In case you missed the ad, here it is:
Rochelle Newman-Carrasco, chief Latino marketing strategist at Walton Isaacson said, "What happens in this ad is that the culture becomes a punch line, and that is offensive."
Ricki Fairley-Brown, president of Dove Marketing said, "It's pretty horrific. Why do they have a white guy from Minnesota faking a Jamaican accent?"
And possibly the worst accusation of all came from New York Times columnist Charles Blow, who said that the ad is “like blackface with voices.”
Interestingly, however, Jamaicans themselves seemed to publicly embrace the ad.
The Jamaica Tourism Board was pleased to be receiving free publicity, and officials even put together a limited-time "Get Happy in Jamaica” savings package in response. Tourism Minister Wykeham McNeill said in a statement, "I urge persons all across the globe to do exactly what the commercial portrays, which is to tap into your inner Jamaican and get happy!"

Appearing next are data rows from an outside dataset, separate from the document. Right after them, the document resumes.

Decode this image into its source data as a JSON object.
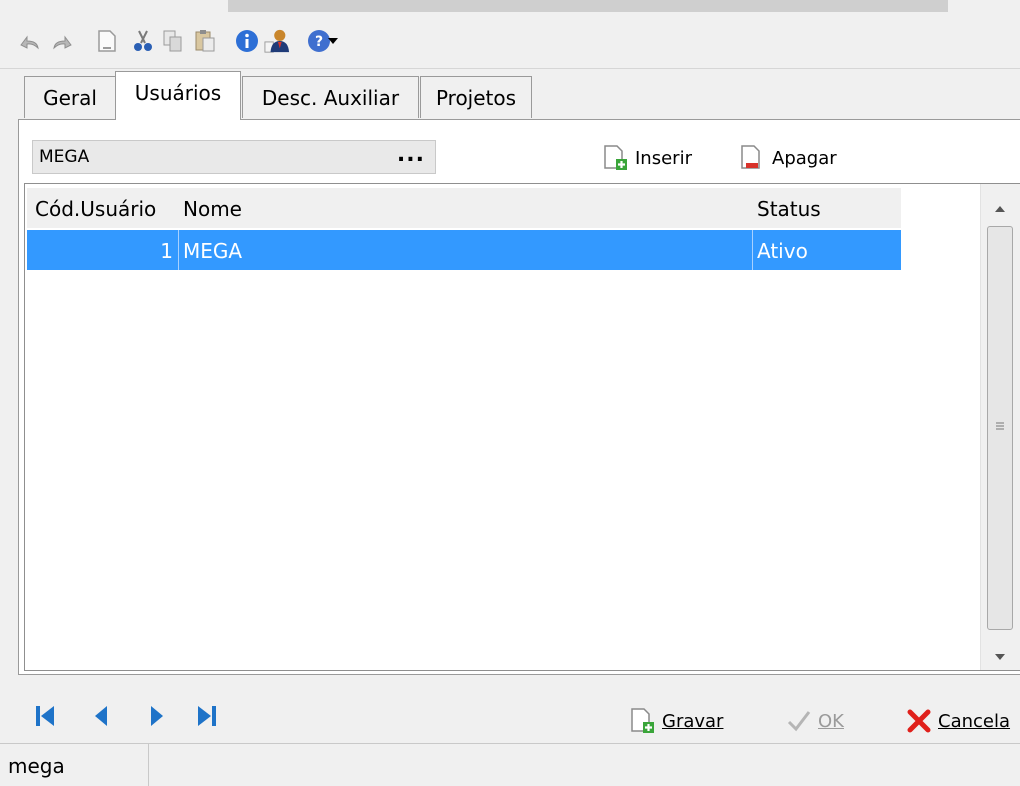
{
  "toolbar": {
    "icons": [
      "undo-icon",
      "redo-icon",
      "new-document-icon",
      "cut-icon",
      "copy-icon",
      "paste-icon",
      "info-icon",
      "user-icon",
      "help-icon",
      "dropdown-arrow-icon"
    ]
  },
  "tabs": [
    {
      "label": "Geral",
      "active": false
    },
    {
      "label": "Usuários",
      "active": true
    },
    {
      "label": "Desc. Auxiliar",
      "active": false
    },
    {
      "label": "Projetos",
      "active": false
    }
  ],
  "user_selector": {
    "value": "MEGA",
    "button_label": "..."
  },
  "actions": {
    "insert_label": "Inserir",
    "delete_label": "Apagar"
  },
  "grid": {
    "columns": [
      "Cód.Usuário",
      "Nome",
      "Status"
    ],
    "rows": [
      {
        "code": "1",
        "name": "MEGA",
        "status": "Ativo",
        "selected": true
      }
    ]
  },
  "footer": {
    "save_label": "Gravar",
    "ok_label": "OK",
    "cancel_label": "Cancela"
  },
  "status_bar": {
    "user": "mega"
  },
  "colors": {
    "selection": "#3399ff",
    "nav_arrows": "#1e73c8",
    "cancel_red": "#e0201b",
    "insert_green": "#3aa53a"
  }
}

Jamaican reggae star Sean Paul also stood up for the ad, saying, “It’s just entertainment. To me it’s no different than the Italian accents in ‘The Sopranos’ or the English accent in Guy Ritchie’s movies.”
Finally, Dr Claire Nelson, the Jamaican-born president of the Institute of Caribbean Studies and Caribbean Heritage Organization, said that she and her colleagues were flattered by the ad: "In one fell swoop, the ad directors have superimposed Jamaicans' reputation for being hardworking as well as for having a laid-back, positive disposition.”

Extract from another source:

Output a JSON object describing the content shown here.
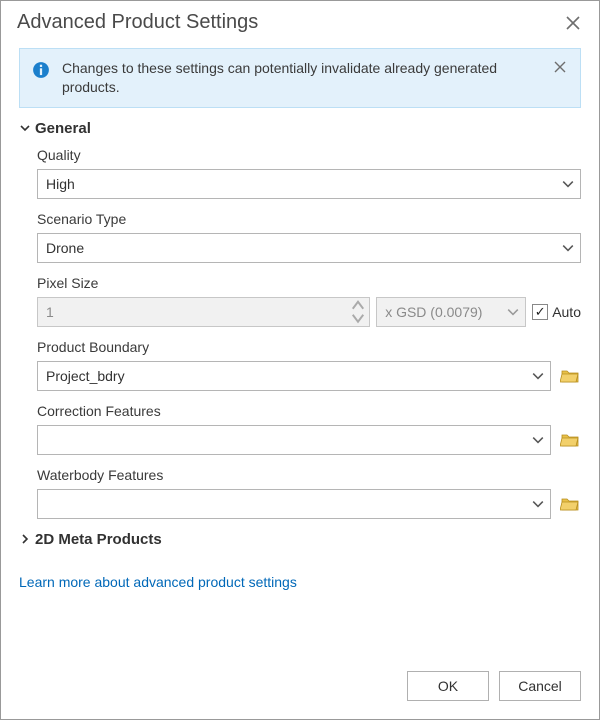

Personally, I don’t see the ad as being “racist.” For one thing, Jamaican is a nationality, not a race, and theoretically any one of the actors in the commercial could be a native Jamaican. In fact, the Jamaican national motto is "Out of Many One People."

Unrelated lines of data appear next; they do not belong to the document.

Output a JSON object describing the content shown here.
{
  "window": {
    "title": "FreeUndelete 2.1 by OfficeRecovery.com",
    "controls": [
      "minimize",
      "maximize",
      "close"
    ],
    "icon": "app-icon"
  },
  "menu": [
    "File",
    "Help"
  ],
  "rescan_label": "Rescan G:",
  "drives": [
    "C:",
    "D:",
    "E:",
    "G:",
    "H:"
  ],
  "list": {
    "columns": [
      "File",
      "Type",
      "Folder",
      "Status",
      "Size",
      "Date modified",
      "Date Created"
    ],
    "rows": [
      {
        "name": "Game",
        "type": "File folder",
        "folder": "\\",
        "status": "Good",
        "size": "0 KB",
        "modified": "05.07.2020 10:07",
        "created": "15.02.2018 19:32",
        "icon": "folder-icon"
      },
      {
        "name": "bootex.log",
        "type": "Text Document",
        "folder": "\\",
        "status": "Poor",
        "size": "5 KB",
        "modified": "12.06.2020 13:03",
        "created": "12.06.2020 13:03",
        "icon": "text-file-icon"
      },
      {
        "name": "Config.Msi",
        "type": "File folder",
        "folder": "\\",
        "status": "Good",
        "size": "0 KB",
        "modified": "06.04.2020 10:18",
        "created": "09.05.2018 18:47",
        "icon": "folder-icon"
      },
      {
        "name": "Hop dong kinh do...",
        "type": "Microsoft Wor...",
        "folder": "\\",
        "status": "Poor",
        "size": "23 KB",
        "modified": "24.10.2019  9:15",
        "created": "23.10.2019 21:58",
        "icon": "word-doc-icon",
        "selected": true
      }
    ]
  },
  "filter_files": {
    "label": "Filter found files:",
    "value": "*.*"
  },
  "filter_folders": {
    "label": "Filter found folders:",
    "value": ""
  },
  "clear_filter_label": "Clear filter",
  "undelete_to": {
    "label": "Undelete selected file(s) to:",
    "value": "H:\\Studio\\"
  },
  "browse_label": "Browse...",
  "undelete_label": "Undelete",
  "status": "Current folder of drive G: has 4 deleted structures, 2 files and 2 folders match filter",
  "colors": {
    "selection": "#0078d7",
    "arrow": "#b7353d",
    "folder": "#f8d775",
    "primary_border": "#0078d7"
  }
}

I suppose one could argue that the ad is offensive in other ways. It does, after all, promote a single stereotype about an entire culture (although “happy-go-lucky” is not a bad stereotype to have, in my opinion). Perhaps whether or not you view the ad as offensive comes down to your opinion on positive stereotypes.
At the end of the day, I'm not Jamaican, I don't know any Jamaicans personally, and I haven't been to Jamaica, so I really don’t think it’s my place to decide whether or not the ad is offensive. I think it’s up to Jamaicans themselves to decide, and the resounding answer seems to be that it’s not. It seems that Volkswagen has done a great job of pushing the envelope just far enough to create controversy and get people talking about their brand, while keeping it harmless enough to stay out of serious trouble. In my opinion, the ad isn't quite as outstanding as what they’ve done for Super Bowls of the past (nothing beats "The Force" in 2011), but I don’t find it racist either. Especially since Jamaicans themselves seem to love it.